In 1946, S. Bochner published the paper Formal Lie Groups, in which he noted that several classical theorems (due to Sophus Lie) concerning infinitesimal transformations on Lie groups continue to hold when the (convergent) power series locally representing the group law was replaced by a suitable formal analogue. It was not long before this formalism found far-reaching uses in algebraic number theory and algebraic topology.

Unfortunately, few students see more than two or three explicit (i.e. closed form) group laws before stumbling into the deep end of abstract nonsense. In this article, we’ll see in a rigorous sense why this must be the case, providing along the way a complete classification of polynomial and rational formal group laws (over any reduced ring).

# Games of Limited Information (and Topology)

In this post, we’ll look at one-player games of limited information (sometimes classified as puzzles, not games) through a topological lens, and create for each game a poset of topologies under which topologically indistinguishable points correspond to outcomes that are indiscernible in a limited-information context. Expanding this dictionary, we’ll describe a topology on the outcome space under which the “safe” or “warranted” extension of one’s limited information relates to the continuity of certain maps.

# Notes on the Chebyshev Theorem

The prime number theorem (PNT) was not proven until 1896, but a weaker form (up to constants) was established decades earlier. The earliest proof was due to Chebyshev in 1852, and his work inspired others to take up the mantle and inch towards what they thought would be a proof of the PNT. Here, we show the strength of the Chebyshev method and ask whether it had the power to prove the PNT after all.

# Units Groups and the Infinitude of Primes (Part II)

This post serves as a follow-up article to “Units Groups and the Infinitude of Primes”, and looks at generalizations of those results to a wide class of commutative rings.

# Units Groups and the Infinitude of Primes

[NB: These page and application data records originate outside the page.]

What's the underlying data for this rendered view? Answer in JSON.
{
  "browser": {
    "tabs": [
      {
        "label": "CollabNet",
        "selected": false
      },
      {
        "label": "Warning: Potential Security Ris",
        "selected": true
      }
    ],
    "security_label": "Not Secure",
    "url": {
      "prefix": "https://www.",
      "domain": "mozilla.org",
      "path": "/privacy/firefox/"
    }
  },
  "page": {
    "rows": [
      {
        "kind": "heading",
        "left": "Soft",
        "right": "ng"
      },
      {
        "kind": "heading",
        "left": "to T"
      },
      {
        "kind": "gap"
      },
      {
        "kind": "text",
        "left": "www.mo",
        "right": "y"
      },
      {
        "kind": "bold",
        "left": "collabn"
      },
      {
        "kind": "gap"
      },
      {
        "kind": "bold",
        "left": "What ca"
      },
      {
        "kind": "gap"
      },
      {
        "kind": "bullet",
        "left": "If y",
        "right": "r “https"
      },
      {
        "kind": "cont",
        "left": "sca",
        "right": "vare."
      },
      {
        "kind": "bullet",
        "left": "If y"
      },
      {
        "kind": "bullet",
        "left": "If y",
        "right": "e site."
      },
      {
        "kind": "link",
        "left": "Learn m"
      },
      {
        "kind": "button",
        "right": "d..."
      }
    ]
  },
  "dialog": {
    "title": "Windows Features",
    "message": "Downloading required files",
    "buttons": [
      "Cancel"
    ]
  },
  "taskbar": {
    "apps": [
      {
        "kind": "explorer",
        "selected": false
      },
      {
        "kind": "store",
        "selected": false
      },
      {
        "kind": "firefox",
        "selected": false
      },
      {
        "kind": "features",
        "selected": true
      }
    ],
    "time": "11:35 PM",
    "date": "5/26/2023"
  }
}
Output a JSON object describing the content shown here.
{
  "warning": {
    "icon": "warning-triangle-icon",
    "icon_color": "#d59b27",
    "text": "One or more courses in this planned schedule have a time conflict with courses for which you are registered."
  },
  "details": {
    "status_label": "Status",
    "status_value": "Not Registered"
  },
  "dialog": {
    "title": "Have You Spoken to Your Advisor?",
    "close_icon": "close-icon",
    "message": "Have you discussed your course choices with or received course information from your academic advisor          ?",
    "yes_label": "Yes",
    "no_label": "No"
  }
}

This post concerns generalizations of Euclid’s proof of the infinitude of primes to number fields, where it can be viewed as a relationship between the size of the units group and the number of prime ideals in a ring.